= Your objective =
Within the listing below, please show every line carrying the string "JSON".

= Supplied data =
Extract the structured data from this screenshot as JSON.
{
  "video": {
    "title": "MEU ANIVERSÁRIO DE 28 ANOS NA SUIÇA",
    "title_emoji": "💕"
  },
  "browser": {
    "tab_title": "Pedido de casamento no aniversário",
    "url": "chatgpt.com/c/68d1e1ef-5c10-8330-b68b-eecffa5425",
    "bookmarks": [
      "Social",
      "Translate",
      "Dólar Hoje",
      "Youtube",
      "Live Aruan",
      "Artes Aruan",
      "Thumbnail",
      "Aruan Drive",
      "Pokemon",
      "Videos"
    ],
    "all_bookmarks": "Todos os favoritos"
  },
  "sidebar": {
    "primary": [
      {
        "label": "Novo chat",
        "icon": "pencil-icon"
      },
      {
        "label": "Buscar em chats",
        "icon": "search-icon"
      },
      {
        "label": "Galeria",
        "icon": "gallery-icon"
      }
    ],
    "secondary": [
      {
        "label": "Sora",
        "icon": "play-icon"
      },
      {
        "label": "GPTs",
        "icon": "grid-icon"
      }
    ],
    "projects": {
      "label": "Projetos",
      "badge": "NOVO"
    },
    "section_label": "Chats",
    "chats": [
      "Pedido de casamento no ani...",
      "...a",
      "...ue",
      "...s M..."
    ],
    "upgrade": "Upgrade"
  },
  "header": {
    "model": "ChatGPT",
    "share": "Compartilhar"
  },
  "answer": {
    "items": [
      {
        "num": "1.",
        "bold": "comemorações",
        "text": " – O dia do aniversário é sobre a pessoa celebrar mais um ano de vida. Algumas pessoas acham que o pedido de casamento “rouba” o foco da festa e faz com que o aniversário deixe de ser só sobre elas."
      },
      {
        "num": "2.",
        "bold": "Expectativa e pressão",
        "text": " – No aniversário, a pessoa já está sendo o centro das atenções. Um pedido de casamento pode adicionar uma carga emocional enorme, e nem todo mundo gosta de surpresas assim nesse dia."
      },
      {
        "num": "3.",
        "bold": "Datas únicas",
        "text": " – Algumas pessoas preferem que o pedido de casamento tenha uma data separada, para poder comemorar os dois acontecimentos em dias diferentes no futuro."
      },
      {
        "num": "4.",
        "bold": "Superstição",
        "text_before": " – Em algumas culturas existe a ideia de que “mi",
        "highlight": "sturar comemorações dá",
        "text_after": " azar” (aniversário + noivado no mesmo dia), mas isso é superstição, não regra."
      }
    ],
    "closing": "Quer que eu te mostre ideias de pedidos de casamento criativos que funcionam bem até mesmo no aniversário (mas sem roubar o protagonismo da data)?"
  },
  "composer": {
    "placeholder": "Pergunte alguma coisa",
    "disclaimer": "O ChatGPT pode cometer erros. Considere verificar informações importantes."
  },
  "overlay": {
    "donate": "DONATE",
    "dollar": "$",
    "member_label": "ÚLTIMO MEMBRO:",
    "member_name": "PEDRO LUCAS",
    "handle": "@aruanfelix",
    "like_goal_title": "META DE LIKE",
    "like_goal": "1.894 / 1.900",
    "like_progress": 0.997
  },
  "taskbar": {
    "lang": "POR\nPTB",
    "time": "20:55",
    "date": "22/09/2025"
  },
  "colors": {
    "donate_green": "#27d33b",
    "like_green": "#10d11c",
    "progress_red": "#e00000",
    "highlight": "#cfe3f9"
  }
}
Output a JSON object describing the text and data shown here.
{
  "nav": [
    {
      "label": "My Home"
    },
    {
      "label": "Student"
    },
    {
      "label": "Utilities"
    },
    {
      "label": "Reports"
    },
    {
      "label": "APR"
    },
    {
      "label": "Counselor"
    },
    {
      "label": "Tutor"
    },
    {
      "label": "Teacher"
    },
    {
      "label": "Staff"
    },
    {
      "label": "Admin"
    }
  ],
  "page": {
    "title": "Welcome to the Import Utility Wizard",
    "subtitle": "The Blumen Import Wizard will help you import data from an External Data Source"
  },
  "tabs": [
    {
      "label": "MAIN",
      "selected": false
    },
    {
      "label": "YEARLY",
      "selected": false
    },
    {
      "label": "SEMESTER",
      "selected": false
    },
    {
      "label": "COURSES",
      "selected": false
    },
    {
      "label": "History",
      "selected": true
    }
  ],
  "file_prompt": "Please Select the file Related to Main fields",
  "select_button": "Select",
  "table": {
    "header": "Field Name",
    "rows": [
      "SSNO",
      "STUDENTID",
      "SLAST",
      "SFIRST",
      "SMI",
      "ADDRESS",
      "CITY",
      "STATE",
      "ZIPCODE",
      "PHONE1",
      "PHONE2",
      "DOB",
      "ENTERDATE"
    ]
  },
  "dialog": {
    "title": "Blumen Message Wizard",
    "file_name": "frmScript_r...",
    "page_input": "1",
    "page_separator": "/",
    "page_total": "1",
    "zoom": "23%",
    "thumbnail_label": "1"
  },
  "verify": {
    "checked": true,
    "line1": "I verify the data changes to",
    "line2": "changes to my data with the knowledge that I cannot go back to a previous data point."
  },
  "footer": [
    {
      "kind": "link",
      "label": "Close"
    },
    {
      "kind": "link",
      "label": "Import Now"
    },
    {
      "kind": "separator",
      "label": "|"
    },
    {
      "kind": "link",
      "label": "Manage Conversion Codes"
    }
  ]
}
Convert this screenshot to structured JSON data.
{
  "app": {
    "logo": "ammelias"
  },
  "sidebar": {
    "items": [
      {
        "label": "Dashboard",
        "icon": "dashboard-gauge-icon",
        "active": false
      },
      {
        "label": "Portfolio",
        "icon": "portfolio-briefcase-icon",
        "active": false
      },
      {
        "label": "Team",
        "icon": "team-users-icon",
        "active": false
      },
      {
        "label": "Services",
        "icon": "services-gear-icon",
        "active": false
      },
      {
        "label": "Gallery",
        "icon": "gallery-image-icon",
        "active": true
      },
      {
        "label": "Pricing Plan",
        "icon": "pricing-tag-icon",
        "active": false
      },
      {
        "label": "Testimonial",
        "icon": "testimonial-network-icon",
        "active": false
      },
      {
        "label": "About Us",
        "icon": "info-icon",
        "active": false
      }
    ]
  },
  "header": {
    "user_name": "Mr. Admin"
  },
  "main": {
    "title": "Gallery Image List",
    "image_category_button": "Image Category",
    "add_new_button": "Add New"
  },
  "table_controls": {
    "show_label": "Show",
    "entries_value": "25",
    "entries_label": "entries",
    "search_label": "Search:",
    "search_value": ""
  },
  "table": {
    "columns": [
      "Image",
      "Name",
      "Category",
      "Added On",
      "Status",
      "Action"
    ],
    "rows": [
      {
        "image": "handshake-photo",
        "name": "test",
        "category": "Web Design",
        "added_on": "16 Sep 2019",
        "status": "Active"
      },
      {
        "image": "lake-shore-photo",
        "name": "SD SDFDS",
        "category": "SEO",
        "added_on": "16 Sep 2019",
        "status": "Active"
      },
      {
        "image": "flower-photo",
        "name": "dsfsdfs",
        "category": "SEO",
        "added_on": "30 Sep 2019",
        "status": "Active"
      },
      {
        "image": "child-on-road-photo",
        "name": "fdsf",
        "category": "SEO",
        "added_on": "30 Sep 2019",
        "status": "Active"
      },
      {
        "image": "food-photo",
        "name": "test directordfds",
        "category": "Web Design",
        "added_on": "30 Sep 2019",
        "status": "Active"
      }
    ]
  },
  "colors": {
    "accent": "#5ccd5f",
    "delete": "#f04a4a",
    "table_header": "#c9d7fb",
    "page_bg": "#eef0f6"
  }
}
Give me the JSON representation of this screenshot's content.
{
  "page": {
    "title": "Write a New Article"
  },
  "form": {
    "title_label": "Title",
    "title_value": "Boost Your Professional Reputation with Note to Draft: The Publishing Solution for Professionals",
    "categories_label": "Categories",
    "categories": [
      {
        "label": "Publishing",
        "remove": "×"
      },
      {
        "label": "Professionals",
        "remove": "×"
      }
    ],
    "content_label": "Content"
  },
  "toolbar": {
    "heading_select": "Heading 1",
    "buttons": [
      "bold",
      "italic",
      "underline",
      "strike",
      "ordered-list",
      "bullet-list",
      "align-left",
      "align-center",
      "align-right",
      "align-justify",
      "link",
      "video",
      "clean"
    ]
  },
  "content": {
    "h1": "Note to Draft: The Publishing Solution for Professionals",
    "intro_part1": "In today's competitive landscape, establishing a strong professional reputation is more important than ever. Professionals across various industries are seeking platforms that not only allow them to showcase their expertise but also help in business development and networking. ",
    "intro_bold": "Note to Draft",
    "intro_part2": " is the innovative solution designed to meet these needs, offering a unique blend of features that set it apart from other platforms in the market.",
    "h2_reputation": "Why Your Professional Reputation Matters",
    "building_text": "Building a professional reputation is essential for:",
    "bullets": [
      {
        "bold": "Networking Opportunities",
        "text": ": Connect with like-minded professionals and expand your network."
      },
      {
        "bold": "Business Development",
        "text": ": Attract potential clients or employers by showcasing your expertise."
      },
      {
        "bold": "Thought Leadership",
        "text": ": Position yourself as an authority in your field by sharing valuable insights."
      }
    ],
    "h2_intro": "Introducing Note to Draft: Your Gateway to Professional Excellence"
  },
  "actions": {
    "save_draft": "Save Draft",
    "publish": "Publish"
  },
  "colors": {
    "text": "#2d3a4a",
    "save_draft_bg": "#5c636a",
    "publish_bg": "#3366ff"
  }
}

= Result of this exercise =
Extract the structured data from this screenshot as JSON.
Output a JSON object describing the text and data shown here.
Convert this screenshot to structured JSON data.
Give me the JSON representation of this screenshot's content.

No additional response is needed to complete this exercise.